Review - Skybourne #1
The debut issue of Frank Cho’s Boom! Studios comic Skybourne is notable for the ways in which it creates memorable moments and how it avoid many opening pitfalls. It makes a lot of sense that good #1’s are so difficult. There is no prior understanding to the world or aesthetic of the Skybourne universe. That all has to be established in the opening pages. Readers don’t know anything about the protagonists, so #1 has to introduce us to our primary cast of characters. And if all of those are done well, why should we keep reading? An arc for the next several issues has to be carefully woven throughout the opening.
This is a lot to do, and even the most experienced comic book writers at the Big Two publishers struggle with it. Thankfully, Skybourne #1 manages to accomplish everything that is required to make a great first issue.

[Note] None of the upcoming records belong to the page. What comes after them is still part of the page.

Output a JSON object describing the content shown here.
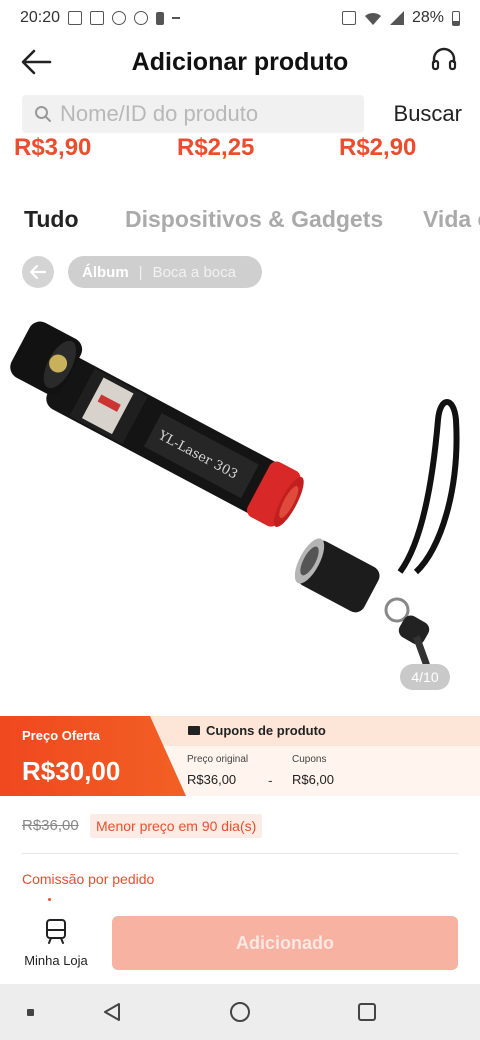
{
  "status_bar": {
    "time": "20:20",
    "battery": "28%"
  },
  "header": {
    "title": "Adicionar produto",
    "back_icon": "arrow-left-icon",
    "support_icon": "headset-icon"
  },
  "search": {
    "placeholder": "Nome/ID do produto",
    "button_label": "Buscar"
  },
  "prices_strip": [
    "R$3,90",
    "R$2,25",
    "R$2,90"
  ],
  "tabs": [
    {
      "label": "Tudo",
      "active": true
    },
    {
      "label": "Dispositivos & Gadgets",
      "active": false
    },
    {
      "label": "Vida e",
      "active": false
    }
  ],
  "album": {
    "active_label": "Álbum",
    "other_label": "Boca a boca"
  },
  "product_image": {
    "engraving": "YL-Laser 303",
    "page_indicator": "4/10",
    "current_page": 4,
    "total_pages": 10
  },
  "offer": {
    "label": "Preço Oferta",
    "price": "R$30,00",
    "coupons_title": "Cupons de produto",
    "original_label": "Preço original",
    "original_value": "R$36,00",
    "minus": "-",
    "coupons_label": "Cupons",
    "coupons_value": "R$6,00"
  },
  "price_info": {
    "old_price": "R$36,00",
    "lowest_badge": "Menor preço em 90 dia(s)",
    "commission_label": "Comissão por pedido"
  },
  "bottom": {
    "store_label": "Minha Loja",
    "added_label": "Adicionado"
  },
  "colors": {
    "accent": "#ee4d2d",
    "added_button": "#f7b2a2",
    "coupon_bg": "#fde6d8"
  }
}
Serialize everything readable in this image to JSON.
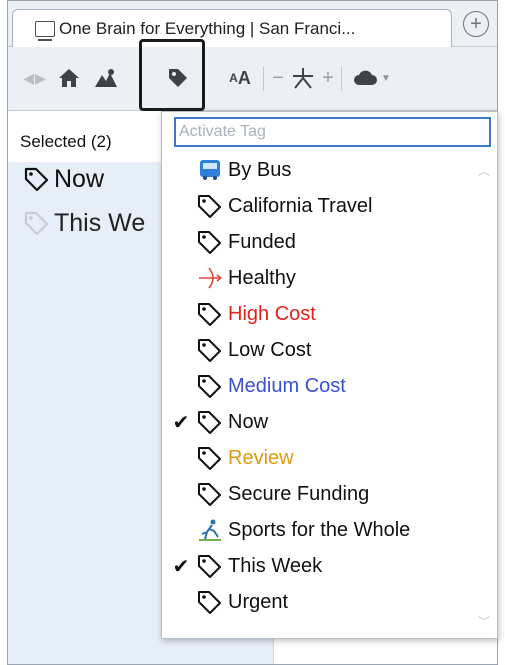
{
  "tab": {
    "title": "One Brain for Everything | San Franci...",
    "new_tab_icon": "plus-circle-icon"
  },
  "toolbar": {
    "items": [
      "back-forward-icon",
      "home-icon",
      "map-icon",
      "tag-icon",
      "font-size-icon",
      "zoom-out",
      "graph-icon",
      "zoom-in",
      "cloud-icon"
    ],
    "font_label": "AA",
    "minus": "−",
    "plus": "+"
  },
  "left_pane": {
    "selected_label": "Selected (2)",
    "selected_tags": [
      "Now",
      "This We"
    ]
  },
  "dropdown": {
    "search_placeholder": "Activate Tag",
    "items": [
      {
        "label": "By Bus",
        "icon": "bus-icon",
        "color": "#111111",
        "checked": false
      },
      {
        "label": "California Travel",
        "icon": "tag-icon",
        "color": "#111111",
        "checked": false
      },
      {
        "label": "Funded",
        "icon": "tag-icon",
        "color": "#111111",
        "checked": false
      },
      {
        "label": "Healthy",
        "icon": "bow-arrow-icon",
        "color": "#111111",
        "checked": false
      },
      {
        "label": "High Cost",
        "icon": "tag-icon",
        "color": "#e0241b",
        "checked": false
      },
      {
        "label": "Low Cost",
        "icon": "tag-icon",
        "color": "#111111",
        "checked": false
      },
      {
        "label": "Medium Cost",
        "icon": "tag-icon",
        "color": "#3b4fd1",
        "checked": false
      },
      {
        "label": "Now",
        "icon": "tag-icon",
        "color": "#111111",
        "checked": true
      },
      {
        "label": "Review",
        "icon": "tag-icon",
        "color": "#e09a12",
        "checked": false
      },
      {
        "label": "Secure Funding",
        "icon": "tag-icon",
        "color": "#111111",
        "checked": false
      },
      {
        "label": "Sports for the Whole",
        "icon": "runner-icon",
        "color": "#111111",
        "checked": false
      },
      {
        "label": "This Week",
        "icon": "tag-icon",
        "color": "#111111",
        "checked": true
      },
      {
        "label": "Urgent",
        "icon": "tag-icon",
        "color": "#111111",
        "checked": false
      }
    ],
    "check_glyph": "✔"
  }
}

Where the comic truly excels is in the way that it creates memorable moments. Skybourne #1 is a collection of exciting and cinematic comic book moments. The cold open alone is one of the most interesting sequences of the year. A well-dressed man is clutching a picture of a woman as he calmly plummets to the Earth from several miles above. He lands on his back and creates a small crater. He opens his eyes and is mildly frustrated. It’s the kind of strange thing with enough anchors to normalcy that the slight deviation from expectation makes it particularly memorable.
This scene comes off the heels of the title page, which tells us about this man, Thomas Skybourne, and his brother Abraham and sister Grace, explaining that they have been blessed with superhuman strength, impenetrable skin, and immortality.
The second one is going to become very important, as well as very wrong.
The rest of the comic follows Grace Skybourne as she bargains for, then takes a sword from a crime boss. While driving away with the sword, she encounters an old man dressed in robes. He then overturns her vehicle and the two begin to fight. The fight lasts several pages, and is well-paced and full of unpredictable turns and solid moments. The conclusion sees the old man take the sword that Grace acquired and run it through her stomach. The title page established the rules of these three characters. The opening scene with Thomas demonstrated the validity of those rules. The final scene subverts those rules immediately. It’s all really masterfully constructed and is some of Frank Cho’s best work.
While the wealth of memorable moments is Skybourne #1’s greatest strength, it is also in many ways its biggest weakness. The moments are stellar, but the tissue connecting them isn’t as strong as it could be. The middle act with Grace and the crime boss are predictable and straightforward. It’s a lull between two dizzying highs. We don’t get much time with any of the Skybourne’s to understand who they are and their motivations. Overall, this is a very solid debut issue and has my attention for the remainder of the series. I’d like to see more of these moments, but I’d also like to learn who these characters are in a greater sense.
Rating - 4/5